Forecasting Yesterday

August 1, 2010 — Leave a comment

Does the stock market affect your mood? Do you feel happy when the stock market is up and upset when it goes down? This is natural, and it affects many of us. A problem occurs when people act on these feelings. This article analyzes the drivers of change in stock prices, with some practical consequences.

Stock prices change every day. Some of the changes are due to company-specific information, and some are related to the whole economy. Changes related to the economy may occur in the following sequence:

  1. Economic data is released, resulting in change of expectations for the future of the economy. The change is assessed relative to the prior expectations.
  2. This new economic data gets reflected quickly in the stock market. For example, an expectation for a slower economy than previously expected will cause the stock market to decline soon after this information becomes public.
  3. When the stock market declines, some individuals and professionals become negative about the future of the stock market, and expect it to keep going down.

This last step is where the logical sequence breaks:

  1. You can expect the future of the economy to affect today’s stock prices.
  2. The future of the economy should not affect tomorrow’s stock prices. Once the data is released, it gets reflected in stock prices quickly (typically within seconds to minutes). There is no economic reason for stock prices to repeat their adjustment to the same data the next day.
  3. You cannot expect today’s stock prices to affect tomorrow’s stock prices, since prices are related to expected economic value, not prior prices.

Furthermore, stock prices do not change according to the expectation for the economy, but according to the changed expectation for the economy. The results may be counterintuitive, for example:

  • If investors expect the economy to boom in upcoming quarters, data indicating a slower expected expansion would be a reason for stocks to decline.
  • The same works in the other direction: if investors expect the economy to slow down in upcoming quarters, new data indicating a more moderated slowdown would be a reason for gains in stocks.

Once you digest the ideas above, there is another factor to consider: Stock valuations ultimately gravitate towards neutral values:

  • The higher the valuation (e.g. Price/Book Value) of stocks, the more the price will sink given a less positive prediction for the economy.
  • Similarly, the lower the valuation of stocks, the more the price will jump given a less negative prediction for the economy.
  • For example, in March 2009 stock valuations hit extremely low values. When bad news came, but just slightly less bad than before, stock prices went up. Given the extremely low valuations, instead of a moderate increase, stocks shot up very high very fast.

One more phenomenon plays into the mix: Given that investors (including some of the biggest institutional ones) are not perfectly rational, they sometimes tend to keep buying stocks that are already expensive or sell stocks that are already cheap. This is what I referred to as “the herd effect” in prior articles, and what is called “momentum” by the investment profession. The results:

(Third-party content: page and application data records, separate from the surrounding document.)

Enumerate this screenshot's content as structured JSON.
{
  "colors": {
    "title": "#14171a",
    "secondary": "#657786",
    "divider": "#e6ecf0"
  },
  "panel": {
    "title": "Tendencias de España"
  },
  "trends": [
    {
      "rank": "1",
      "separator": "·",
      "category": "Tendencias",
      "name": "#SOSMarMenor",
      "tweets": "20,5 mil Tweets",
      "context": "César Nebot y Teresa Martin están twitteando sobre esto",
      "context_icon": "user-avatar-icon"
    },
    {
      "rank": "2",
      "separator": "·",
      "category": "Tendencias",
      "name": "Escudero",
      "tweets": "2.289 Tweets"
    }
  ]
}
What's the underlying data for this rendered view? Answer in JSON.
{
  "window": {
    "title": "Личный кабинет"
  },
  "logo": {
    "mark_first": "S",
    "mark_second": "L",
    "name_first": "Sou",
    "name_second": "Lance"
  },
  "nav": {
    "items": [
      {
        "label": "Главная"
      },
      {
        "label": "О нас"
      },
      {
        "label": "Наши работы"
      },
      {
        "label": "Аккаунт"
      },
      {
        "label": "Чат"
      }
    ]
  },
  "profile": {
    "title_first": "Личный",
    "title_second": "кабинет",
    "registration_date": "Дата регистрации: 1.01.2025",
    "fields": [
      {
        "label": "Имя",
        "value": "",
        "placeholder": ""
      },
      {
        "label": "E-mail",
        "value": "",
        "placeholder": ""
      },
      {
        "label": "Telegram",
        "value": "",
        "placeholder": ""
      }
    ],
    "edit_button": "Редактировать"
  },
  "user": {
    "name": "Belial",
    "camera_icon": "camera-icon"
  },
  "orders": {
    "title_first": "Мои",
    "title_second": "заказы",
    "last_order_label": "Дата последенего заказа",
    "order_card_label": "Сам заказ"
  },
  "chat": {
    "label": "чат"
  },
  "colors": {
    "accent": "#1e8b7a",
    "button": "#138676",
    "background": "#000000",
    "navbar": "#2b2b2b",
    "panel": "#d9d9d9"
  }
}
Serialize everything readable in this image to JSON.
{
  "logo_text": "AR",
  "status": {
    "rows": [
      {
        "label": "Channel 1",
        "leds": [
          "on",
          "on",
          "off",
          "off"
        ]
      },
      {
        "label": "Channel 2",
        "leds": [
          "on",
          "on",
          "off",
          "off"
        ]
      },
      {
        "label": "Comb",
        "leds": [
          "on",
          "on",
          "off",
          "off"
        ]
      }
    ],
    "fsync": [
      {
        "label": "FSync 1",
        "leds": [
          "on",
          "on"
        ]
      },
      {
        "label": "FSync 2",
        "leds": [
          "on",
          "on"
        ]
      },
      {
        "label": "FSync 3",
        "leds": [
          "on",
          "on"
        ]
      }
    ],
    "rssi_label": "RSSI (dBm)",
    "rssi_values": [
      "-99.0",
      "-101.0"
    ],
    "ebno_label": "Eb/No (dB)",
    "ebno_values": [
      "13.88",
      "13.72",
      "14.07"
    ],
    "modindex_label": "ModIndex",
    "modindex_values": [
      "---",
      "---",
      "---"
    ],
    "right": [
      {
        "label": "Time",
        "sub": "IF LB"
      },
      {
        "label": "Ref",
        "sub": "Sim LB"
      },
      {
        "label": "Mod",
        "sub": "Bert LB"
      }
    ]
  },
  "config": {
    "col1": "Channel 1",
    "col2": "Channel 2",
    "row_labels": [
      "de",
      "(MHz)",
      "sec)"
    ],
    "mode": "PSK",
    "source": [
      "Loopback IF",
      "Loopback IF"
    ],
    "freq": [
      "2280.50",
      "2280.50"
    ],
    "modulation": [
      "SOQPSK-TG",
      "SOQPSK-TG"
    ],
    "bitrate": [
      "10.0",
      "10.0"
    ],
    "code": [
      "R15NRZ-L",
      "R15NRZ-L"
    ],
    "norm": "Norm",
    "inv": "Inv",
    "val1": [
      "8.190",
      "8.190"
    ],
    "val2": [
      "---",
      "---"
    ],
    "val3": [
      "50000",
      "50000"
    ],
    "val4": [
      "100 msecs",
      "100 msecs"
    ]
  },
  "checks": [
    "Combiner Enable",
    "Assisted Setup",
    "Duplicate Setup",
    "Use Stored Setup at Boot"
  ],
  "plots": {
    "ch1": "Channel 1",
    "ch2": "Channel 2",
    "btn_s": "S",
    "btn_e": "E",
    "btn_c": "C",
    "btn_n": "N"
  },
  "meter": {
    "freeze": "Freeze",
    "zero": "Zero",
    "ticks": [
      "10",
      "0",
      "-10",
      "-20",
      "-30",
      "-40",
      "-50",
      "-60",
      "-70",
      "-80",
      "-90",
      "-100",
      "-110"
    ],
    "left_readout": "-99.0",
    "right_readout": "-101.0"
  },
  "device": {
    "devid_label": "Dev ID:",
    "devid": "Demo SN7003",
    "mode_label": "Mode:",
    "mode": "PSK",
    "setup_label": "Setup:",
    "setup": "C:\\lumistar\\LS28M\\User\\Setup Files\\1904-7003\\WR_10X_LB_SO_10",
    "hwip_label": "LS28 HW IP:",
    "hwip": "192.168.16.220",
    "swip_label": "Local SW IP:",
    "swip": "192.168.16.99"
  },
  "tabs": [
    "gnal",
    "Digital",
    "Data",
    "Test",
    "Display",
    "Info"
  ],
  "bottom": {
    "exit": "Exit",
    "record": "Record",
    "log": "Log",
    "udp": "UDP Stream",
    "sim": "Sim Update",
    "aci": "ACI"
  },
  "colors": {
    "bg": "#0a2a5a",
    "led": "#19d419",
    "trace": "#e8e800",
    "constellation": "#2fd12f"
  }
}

  • You can make money by buying expensive stocks (or selling short cheap stocks) for some stretches of time. Given that valuations do not change indefinitely in one direction in the long run, these upward and downward runs get broken by huge upward and downward corrections. As a result, stock valuations cannot be used to predict the near-term changes in stock prices in a systematic way.
  • In general, high valuations cannot be used to predict declines even for long time horizons, since book values of companies tend to grow over time. By the time a bubble gets popped, book values can keep up with prices, resulting in the next bottom being higher than current prices. For example, Extended-Term Component by QAM was more expensive than usual in the end of 2004. Despite that, it had gains all the way to the end of 2008 (around the recent bottom of the worst recession in nearly a century), and +17.3% annually for the entire period ending in the end of 2009, well before a full recovery.
  • Low valuations can be used to predict gains in the long-term. Global stock markets always grow in the long run (at least as evidenced in the past few hundreds of years, and as logically expected). The chances of gains, and specifically abnormally high gains, go up the lower the current valuations are.

One way to benefit from this last point is to buy stocks with low valuations (Price/Book Value), and hold them for the long run.

Summary

Not much can help us predict the future of the stock market. The best you can do is hold stocks with low valuations for the long run, to enjoy high average returns.

New economic data affects stock prices today, but neither this data or current stock prices can do a lot to help you predict future stock prices. Understanding this can help individuals as well as professionals avoid ‘forecasting yesterday’.

“Valuation” is a term for how expensive a stock is. Two common measures are Price/Earnings and Price/Book Value.

Disclosures Including Backtested Performance Data

Subscribe to our mailing list

* indicates required Email Address * First Name Last Name

Gil Hanoch

Posts

No Comments

Be the first to start the conversation.

Leave a Reply